Activity - Repeat the entries exactly. Leave nothing out.

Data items
__________

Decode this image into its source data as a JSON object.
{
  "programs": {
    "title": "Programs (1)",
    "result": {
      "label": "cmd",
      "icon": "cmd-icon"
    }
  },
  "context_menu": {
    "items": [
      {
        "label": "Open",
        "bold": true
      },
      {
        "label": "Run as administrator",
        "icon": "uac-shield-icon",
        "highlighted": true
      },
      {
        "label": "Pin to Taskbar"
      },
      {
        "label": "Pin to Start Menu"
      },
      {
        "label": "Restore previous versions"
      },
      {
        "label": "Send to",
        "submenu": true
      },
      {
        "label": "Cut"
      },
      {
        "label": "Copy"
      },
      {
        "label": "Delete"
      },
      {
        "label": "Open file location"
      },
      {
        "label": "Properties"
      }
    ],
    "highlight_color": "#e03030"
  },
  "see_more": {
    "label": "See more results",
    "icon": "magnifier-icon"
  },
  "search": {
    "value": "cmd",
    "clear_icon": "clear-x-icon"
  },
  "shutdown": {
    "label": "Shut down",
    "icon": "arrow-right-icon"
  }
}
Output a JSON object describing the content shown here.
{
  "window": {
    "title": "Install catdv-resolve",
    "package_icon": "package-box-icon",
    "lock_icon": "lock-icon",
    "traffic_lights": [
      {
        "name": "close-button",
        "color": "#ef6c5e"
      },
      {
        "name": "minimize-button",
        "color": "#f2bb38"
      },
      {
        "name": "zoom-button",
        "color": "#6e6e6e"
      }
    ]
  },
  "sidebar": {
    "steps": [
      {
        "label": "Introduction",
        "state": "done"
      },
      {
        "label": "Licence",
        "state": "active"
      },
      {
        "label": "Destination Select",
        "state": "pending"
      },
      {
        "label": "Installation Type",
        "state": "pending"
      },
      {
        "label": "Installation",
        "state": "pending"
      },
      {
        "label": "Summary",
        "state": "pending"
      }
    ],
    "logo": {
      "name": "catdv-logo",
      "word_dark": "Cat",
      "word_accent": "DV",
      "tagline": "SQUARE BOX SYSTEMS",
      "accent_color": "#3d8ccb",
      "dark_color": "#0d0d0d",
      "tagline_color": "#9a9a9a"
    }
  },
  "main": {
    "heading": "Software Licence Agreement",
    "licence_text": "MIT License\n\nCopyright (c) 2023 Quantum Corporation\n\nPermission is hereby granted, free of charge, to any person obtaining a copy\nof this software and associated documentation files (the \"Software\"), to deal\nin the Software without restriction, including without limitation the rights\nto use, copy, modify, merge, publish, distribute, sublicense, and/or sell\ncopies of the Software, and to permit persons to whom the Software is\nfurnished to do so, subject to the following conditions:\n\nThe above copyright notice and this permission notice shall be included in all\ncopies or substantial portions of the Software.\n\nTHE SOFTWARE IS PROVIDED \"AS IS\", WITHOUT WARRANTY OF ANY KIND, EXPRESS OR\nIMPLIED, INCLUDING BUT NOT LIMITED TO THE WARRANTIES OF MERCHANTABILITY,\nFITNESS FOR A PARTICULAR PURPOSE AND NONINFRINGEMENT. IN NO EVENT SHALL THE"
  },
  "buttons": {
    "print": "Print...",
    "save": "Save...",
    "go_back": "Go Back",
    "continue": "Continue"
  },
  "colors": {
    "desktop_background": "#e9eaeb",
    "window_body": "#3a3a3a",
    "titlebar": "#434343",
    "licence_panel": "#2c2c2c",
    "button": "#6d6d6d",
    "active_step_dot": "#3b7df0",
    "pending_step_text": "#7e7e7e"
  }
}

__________

Answer for this exercise -
Decode this image into its source data as a JSON object.
{
  "programs": {
    "title": "Programs (1)",
    "result": {
      "label": "cmd",
      "icon": "cmd-icon"
    }
  },
  "context_menu": {
    "items": [
      {
        "label": "Open",
        "bold": true
      },
      {
        "label": "Run as administrator",
        "icon": "uac-shield-icon",
        "highlighted": true
      },
      {
        "label": "Pin to Taskbar"
      },
      {
        "label": "Pin to Start Menu"
      },
      {
        "label": "Restore previous versions"
      },
      {
        "label": "Send to",
        "submenu": true
      },
      {
        "label": "Cut"
      },
      {
        "label": "Copy"
      },
      {
        "label": "Delete"
      },
      {
        "label": "Open file location"
      },
      {
        "label": "Properties"
      }
    ],
    "highlight_color": "#e03030"
  },
  "see_more": {
    "label": "See more results",
    "icon": "magnifier-icon"
  },
  "search": {
    "value": "cmd",
    "clear_icon": "clear-x-icon"
  },
  "shutdown": {
    "label": "Shut down",
    "icon": "arrow-right-icon"
  }
}
Output a JSON object describing the content shown here.
{
  "window": {
    "title": "Install catdv-resolve",
    "package_icon": "package-box-icon",
    "lock_icon": "lock-icon",
    "traffic_lights": [
      {
        "name": "close-button",
        "color": "#ef6c5e"
      },
      {
        "name": "minimize-button",
        "color": "#f2bb38"
      },
      {
        "name": "zoom-button",
        "color": "#6e6e6e"
      }
    ]
  },
  "sidebar": {
    "steps": [
      {
        "label": "Introduction",
        "state": "done"
      },
      {
        "label": "Licence",
        "state": "active"
      },
      {
        "label": "Destination Select",
        "state": "pending"
      },
      {
        "label": "Installation Type",
        "state": "pending"
      },
      {
        "label": "Installation",
        "state": "pending"
      },
      {
        "label": "Summary",
        "state": "pending"
      }
    ],
    "logo": {
      "name": "catdv-logo",
      "word_dark": "Cat",
      "word_accent": "DV",
      "tagline": "SQUARE BOX SYSTEMS",
      "accent_color": "#3d8ccb",
      "dark_color": "#0d0d0d",
      "tagline_color": "#9a9a9a"
    }
  },
  "main": {
    "heading": "Software Licence Agreement",
    "licence_text": "MIT License\n\nCopyright (c) 2023 Quantum Corporation\n\nPermission is hereby granted, free of charge, to any person obtaining a copy\nof this software and associated documentation files (the \"Software\"), to deal\nin the Software without restriction, including without limitation the rights\nto use, copy, modify, merge, publish, distribute, sublicense, and/or sell\ncopies of the Software, and to permit persons to whom the Software is\nfurnished to do so, subject to the following conditions:\n\nThe above copyright notice and this permission notice shall be included in all\ncopies or substantial portions of the Software.\n\nTHE SOFTWARE IS PROVIDED \"AS IS\", WITHOUT WARRANTY OF ANY KIND, EXPRESS OR\nIMPLIED, INCLUDING BUT NOT LIMITED TO THE WARRANTIES OF MERCHANTABILITY,\nFITNESS FOR A PARTICULAR PURPOSE AND NONINFRINGEMENT. IN NO EVENT SHALL THE"
  },
  "buttons": {
    "print": "Print...",
    "save": "Save...",
    "go_back": "Go Back",
    "continue": "Continue"
  },
  "colors": {
    "desktop_background": "#e9eaeb",
    "window_body": "#3a3a3a",
    "titlebar": "#434343",
    "licence_panel": "#2c2c2c",
    "button": "#6d6d6d",
    "active_step_dot": "#3b7df0",
    "pending_step_text": "#7e7e7e"
  }
}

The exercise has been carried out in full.